Outsourcing Your Reputation Mon 09 Jun 08
I just returned from circumnavigating the globe with stops in India, Singapore and Malaysia. It was a fantastic trip as I got to see many interesting things and meet some great people. Although the purpose of the trip was business I did have some spare time for sightseeing. Most of my time was in Singapore which is an especially nice place to visit. In addition to seeing some of the sights I made the de rigueur visit to the Long Bar at the historic Raffles Hotel for a Singapore Sling. The recipe for this drink from this turn-of-the-century colonial Singapore drink is in the graphic for this post if you're interested. Raffles and the Long Bar is great way to figuratively go back in time. I just wish I could afford to stay there.
On my last night in Singapore before returning to Houston I returned from dinner around 10:00 PM and since my shuttle to the airport was to pick me up at 3:30 AM I thought I would stay up all night and sleep later on the plane to start my adjustment to a new time zone. During this time I got on the Internet to catch up on emails and other work. Unfortunately around 11:30 the Internet stopped working. I waited about 15 minutes thinking it might be a temporary problem. When it didn't come back I called the front desk. They indicated that they would have the Internet company call back which they did a few minutes later. The Internet company indicated he network was down for maintenance and that it would be available in about an hour. The service came back as promised and worked fine although this unannounced outage was frustrating.
Obviously since providing Internet service is not a core competency of the hotel they logically outsourced it to another company. This apparently planned but unannounced maintenance period provides two learning opportunities; one for the Internet provider and one for the hotel, i.e. the company doing the outsourcing.
Maintenance downtime is a fact of life. Unless you are able to provide redundant services you will have to take some downtime for maintenance. When you do have to take downtime you want to do it at a time when it is the least inconvenient for your customers. Late Friday night seems like a logical choice. Although you have to take downtime there is no excuse for not announcing it to your user. Although you cannot eliminate the problem you can at least minimize the aggravation. Some things they easily could have done include:
- announcing it in a very noticeably manner on the sign-up web page
- letting the hotel know so that they can tell their customers in advance and are prepared to answer questions when customers call with a problem.
These options are easy and nearly no-cost ways to serve their ultimate customers. Although they had the capability to do this they apparently didn't have the proper customer service attitude to implement a simple solution. They didn't see things from the customer's perspective.
When the hotel outsourced Internet service to another company it doesn't relieve them of responsibility. Like it or not our customers hold us for what we do or don't do and this also applies to what our outsourcing partners do on our behalf. Although the outsourcing company is responsible for providing the service we retain the responsibility for managing them to provide the type of customer service we want. When we outsource services we also outsource our reputation along with it. Choose wisely and manage accordingly.

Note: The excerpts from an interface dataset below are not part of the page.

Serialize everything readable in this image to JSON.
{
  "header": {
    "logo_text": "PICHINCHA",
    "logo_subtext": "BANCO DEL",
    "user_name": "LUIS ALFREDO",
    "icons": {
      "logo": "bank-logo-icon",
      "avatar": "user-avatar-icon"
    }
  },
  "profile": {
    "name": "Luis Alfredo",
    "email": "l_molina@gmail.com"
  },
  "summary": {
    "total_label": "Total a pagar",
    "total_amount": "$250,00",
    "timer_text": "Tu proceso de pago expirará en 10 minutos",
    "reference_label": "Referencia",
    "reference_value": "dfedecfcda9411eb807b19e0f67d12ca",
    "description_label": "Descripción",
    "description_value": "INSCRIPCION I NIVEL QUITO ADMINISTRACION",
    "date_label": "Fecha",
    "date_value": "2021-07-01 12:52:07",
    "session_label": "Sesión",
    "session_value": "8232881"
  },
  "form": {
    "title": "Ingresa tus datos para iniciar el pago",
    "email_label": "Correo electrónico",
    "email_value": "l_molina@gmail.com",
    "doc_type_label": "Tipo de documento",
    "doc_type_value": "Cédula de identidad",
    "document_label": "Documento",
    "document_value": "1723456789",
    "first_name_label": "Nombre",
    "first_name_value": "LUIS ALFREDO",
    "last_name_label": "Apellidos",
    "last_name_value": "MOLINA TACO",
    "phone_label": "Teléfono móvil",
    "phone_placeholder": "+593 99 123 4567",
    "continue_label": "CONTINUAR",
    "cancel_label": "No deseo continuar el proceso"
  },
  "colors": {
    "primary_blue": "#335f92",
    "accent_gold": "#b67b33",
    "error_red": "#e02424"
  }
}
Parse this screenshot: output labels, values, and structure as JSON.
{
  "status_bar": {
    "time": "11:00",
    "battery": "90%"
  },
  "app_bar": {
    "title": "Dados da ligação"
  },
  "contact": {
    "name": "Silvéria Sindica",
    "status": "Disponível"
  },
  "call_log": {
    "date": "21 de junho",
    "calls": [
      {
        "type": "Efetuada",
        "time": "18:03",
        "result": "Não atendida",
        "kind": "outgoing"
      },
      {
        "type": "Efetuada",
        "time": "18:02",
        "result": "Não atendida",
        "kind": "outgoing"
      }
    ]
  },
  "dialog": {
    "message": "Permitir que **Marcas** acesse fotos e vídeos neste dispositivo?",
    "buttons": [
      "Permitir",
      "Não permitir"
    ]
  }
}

What steps do you take to protect your reputation when you outsource?
If this topic was of interest, you might also like these: